Paper accused of Aids 'distortion'

Click to follow
The Independent Online
A DOCTOR who was quoted extensively by the Sunday Times to support its view that the Aids epidemic in Africa is a myth has denounced the newspaper for 'gross distortions' and misrepresentation.

Angelo d'Agostino, who runs a hospice in Nairobi for orphans infected with HIV, was a central witness in the paper's campaign to prove there is no African Aids epidemic and that HIV is harmless. But in a strongly worded statement to the Independent on Sunday, he condemned the Sunday Times and reaffirmed his views that HIV causes Aids and that there is a serious epidemic in Africa.

Neville Hodgkinson, science correspondent of the Sunday Times, wrote a front-page article published on 29 August following a three-hour interview with Dr d'Agostino at his Nyumbani hospice. 'D'Agostini (sic), in common with growing numbers of scientists and doctors around the world, is beginning to question whether HIV really is the killer it has been made out to be,' the article said. 'He, like them, suspects that many 'Aids' cases are really old diseases given a new name and that people who test HIV-positive are not, as most have been led to believe, the victims of a new, inevitably lethal disease.'

Dr d'Agostino told the Independent on Sunday: 'I want to categorically distance myself from the gross distortions and quite incorrect implication made as a result of his (Mr Hodgkinson) interviewing me.'

He said Mr Hodgkinson had at no point asked him whether HIV caused Aids and whether there was an Aids epidemic in Africa: 'He never intimated his bias during the interview; if he had, I would certainly have corrected him.'

He accused Mr Hodgkinson of having a 'hidden agenda . . . that became evident only at the time of publication', adding: 'One cannot help but wonder at the motivation for such irresponsible journalism and, more so, decry the terrible effects on the unsuspecting public who are given a false sense of security and run the very real risk of contracting an incurable disease as a consequence.'

Dr d'Agostino, a medical doctor and Jesuit priest, said the interview was not taped but that a Catholic nun, who had sat through it all, 'will attest to the veracity of my statements'.

The Sunday Times has for two years sought to prove that HIV does not cause Aids and, more recently, that the Aids epidemic in Africa is a myth. Mr Hodgkinson's report on Dr d'Agostino's hospice attempted to show that the HIV-positive children in his care are healthy because HIV is harmless.

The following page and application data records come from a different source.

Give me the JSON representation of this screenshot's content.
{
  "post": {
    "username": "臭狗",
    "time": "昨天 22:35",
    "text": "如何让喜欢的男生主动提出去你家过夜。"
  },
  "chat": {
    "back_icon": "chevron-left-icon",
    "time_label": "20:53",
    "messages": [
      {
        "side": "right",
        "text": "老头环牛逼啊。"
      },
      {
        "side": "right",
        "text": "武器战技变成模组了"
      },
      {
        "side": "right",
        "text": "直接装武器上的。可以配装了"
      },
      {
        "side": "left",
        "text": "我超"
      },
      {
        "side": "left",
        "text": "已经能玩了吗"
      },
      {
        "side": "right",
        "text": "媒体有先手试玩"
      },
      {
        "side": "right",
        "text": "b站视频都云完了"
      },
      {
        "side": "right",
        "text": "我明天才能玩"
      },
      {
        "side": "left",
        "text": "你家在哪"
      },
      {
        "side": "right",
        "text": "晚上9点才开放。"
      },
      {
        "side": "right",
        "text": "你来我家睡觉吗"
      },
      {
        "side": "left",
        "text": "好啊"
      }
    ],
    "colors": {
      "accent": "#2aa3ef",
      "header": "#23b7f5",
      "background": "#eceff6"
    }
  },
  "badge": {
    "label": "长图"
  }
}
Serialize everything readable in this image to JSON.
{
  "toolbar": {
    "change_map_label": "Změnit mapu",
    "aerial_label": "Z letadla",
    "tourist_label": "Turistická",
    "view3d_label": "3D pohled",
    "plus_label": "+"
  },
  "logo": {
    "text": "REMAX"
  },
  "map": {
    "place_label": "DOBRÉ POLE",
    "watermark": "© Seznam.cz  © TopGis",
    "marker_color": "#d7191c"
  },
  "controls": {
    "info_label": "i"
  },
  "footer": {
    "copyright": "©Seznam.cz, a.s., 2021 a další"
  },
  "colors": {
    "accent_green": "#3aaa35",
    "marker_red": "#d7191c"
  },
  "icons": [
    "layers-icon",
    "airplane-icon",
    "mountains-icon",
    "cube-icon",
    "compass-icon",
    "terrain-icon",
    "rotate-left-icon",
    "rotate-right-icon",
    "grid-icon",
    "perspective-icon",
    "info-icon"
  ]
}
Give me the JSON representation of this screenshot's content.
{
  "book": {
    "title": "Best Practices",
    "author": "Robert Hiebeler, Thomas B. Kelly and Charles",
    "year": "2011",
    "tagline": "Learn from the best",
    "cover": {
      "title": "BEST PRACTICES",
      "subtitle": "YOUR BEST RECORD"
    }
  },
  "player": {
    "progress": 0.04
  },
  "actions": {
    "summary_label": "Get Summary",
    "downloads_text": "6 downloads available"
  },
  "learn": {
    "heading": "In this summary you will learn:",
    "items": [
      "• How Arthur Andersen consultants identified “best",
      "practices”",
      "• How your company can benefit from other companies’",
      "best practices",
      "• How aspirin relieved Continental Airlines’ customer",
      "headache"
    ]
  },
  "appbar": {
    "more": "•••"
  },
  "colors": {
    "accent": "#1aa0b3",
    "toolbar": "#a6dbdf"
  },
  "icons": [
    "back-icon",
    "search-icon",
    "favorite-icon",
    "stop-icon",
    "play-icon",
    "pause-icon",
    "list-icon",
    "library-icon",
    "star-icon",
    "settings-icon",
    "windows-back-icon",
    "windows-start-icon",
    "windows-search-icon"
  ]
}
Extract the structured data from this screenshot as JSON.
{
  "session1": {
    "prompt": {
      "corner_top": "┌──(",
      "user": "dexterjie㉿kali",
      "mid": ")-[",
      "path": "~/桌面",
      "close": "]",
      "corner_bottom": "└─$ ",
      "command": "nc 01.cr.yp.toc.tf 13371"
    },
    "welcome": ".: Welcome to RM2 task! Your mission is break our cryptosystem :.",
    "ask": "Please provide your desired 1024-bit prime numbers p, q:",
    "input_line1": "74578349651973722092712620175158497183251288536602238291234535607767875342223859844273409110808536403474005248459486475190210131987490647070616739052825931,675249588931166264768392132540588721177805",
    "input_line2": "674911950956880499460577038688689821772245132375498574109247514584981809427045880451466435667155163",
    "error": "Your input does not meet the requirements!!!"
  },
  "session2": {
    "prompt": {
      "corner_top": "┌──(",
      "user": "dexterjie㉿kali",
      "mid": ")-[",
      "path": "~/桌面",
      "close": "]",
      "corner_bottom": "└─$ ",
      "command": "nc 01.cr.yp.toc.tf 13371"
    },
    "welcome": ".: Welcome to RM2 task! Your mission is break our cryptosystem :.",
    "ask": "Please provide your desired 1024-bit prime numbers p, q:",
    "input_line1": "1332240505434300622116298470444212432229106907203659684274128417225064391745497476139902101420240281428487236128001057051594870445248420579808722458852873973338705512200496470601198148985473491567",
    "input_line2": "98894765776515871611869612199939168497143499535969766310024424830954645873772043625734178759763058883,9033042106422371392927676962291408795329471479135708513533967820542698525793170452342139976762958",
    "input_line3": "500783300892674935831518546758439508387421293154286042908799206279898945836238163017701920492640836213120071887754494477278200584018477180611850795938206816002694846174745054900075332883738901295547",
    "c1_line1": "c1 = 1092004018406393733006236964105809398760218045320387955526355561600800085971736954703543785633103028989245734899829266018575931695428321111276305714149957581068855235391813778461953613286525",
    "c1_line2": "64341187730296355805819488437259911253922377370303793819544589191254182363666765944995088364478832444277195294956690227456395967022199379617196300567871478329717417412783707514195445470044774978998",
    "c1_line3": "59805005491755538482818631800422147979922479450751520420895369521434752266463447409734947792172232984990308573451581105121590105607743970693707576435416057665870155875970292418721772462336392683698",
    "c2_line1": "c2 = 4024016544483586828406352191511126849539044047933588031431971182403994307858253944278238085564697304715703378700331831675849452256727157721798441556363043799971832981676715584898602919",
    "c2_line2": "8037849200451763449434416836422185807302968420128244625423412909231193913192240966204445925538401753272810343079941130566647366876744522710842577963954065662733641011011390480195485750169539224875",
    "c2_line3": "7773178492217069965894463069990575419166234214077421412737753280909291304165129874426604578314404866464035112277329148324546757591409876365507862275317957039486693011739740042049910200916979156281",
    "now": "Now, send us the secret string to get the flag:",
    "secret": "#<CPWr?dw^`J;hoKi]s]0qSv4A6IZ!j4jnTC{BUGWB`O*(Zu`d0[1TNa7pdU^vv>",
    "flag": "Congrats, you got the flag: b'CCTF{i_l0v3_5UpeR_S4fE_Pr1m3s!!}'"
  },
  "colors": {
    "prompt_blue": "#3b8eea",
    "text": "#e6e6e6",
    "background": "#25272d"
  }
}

He wrote that, since the home was opened, only one out of 45 children had died, confounding predictions about the spread of Aids in Africa - 'The experience at Nyumbani flies in the face of the conventional theories about the history of Aids in Africa.'

Dr d'Agostino said that four children in his care had since died of Aids out of a total of 55 with HIV. 'Two or three' others had Aids. He had no doubt that children infected with HIV would eventually succumb to Aids.

He said he sent a fax to the Sunday Times to correct the errors in Mr Hodgkinson's article soon after it appeared, but received no acknowledgement and no correction was published. Mr Hodgkinson was unavailable for comment.

(Photograph omitted)